▸ Data in this exercise:
+ + + + + + +

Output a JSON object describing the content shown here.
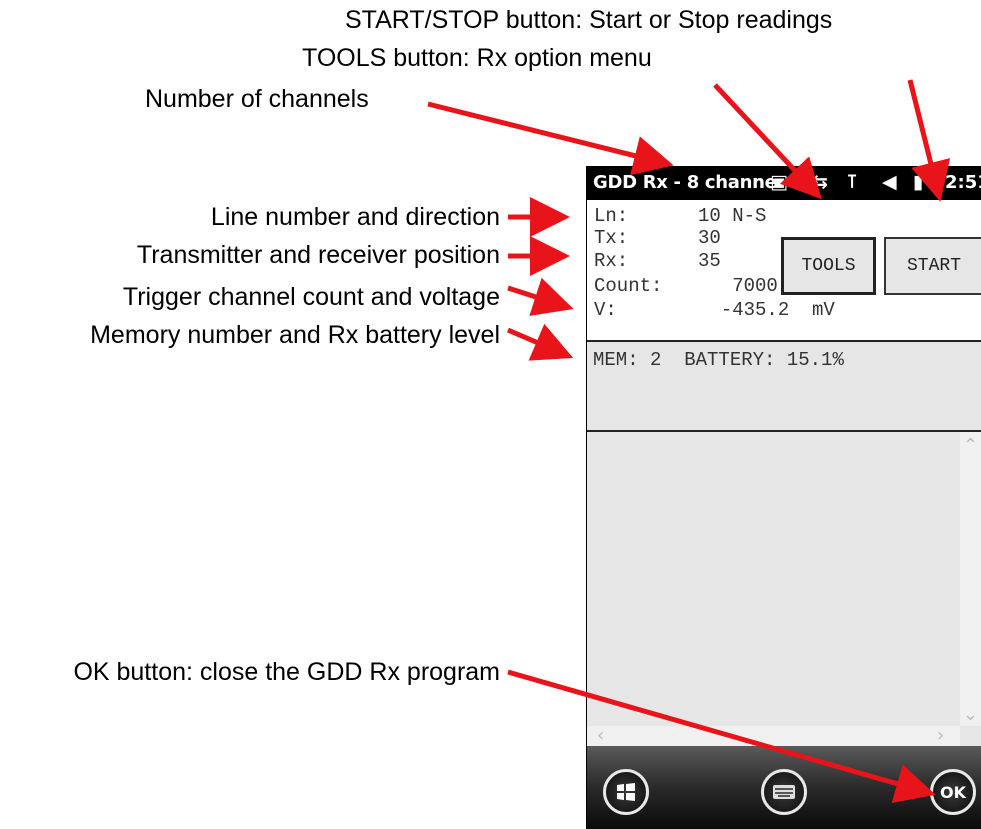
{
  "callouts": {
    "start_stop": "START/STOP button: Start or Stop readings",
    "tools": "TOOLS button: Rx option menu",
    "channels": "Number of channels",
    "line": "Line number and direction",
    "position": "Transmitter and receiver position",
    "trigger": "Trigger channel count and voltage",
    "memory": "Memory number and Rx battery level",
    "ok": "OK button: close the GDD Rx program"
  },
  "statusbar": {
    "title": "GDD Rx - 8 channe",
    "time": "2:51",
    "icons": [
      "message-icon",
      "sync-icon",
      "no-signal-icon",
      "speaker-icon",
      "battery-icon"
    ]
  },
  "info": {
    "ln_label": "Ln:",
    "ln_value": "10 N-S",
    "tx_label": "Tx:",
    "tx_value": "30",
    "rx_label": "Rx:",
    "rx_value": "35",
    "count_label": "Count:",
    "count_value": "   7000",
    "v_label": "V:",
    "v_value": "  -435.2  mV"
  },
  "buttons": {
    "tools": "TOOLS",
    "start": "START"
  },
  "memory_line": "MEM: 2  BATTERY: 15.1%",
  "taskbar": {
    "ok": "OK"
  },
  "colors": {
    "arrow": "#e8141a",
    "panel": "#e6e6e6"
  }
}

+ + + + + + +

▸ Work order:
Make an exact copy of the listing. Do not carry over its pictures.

▸ Answer for this exercise:
Output a JSON object describing the content shown here.
{
  "callouts": {
    "start_stop": "START/STOP button: Start or Stop readings",
    "tools": "TOOLS button: Rx option menu",
    "channels": "Number of channels",
    "line": "Line number and direction",
    "position": "Transmitter and receiver position",
    "trigger": "Trigger channel count and voltage",
    "memory": "Memory number and Rx battery level",
    "ok": "OK button: close the GDD Rx program"
  },
  "statusbar": {
    "title": "GDD Rx - 8 channe",
    "time": "2:51",
    "icons": [
      "message-icon",
      "sync-icon",
      "no-signal-icon",
      "speaker-icon",
      "battery-icon"
    ]
  },
  "info": {
    "ln_label": "Ln:",
    "ln_value": "10 N-S",
    "tx_label": "Tx:",
    "tx_value": "30",
    "rx_label": "Rx:",
    "rx_value": "35",
    "count_label": "Count:",
    "count_value": "   7000",
    "v_label": "V:",
    "v_value": "  -435.2  mV"
  },
  "buttons": {
    "tools": "TOOLS",
    "start": "START"
  },
  "memory_line": "MEM: 2  BATTERY: 15.1%",
  "taskbar": {
    "ok": "OK"
  },
  "colors": {
    "arrow": "#e8141a",
    "panel": "#e6e6e6"
  }
}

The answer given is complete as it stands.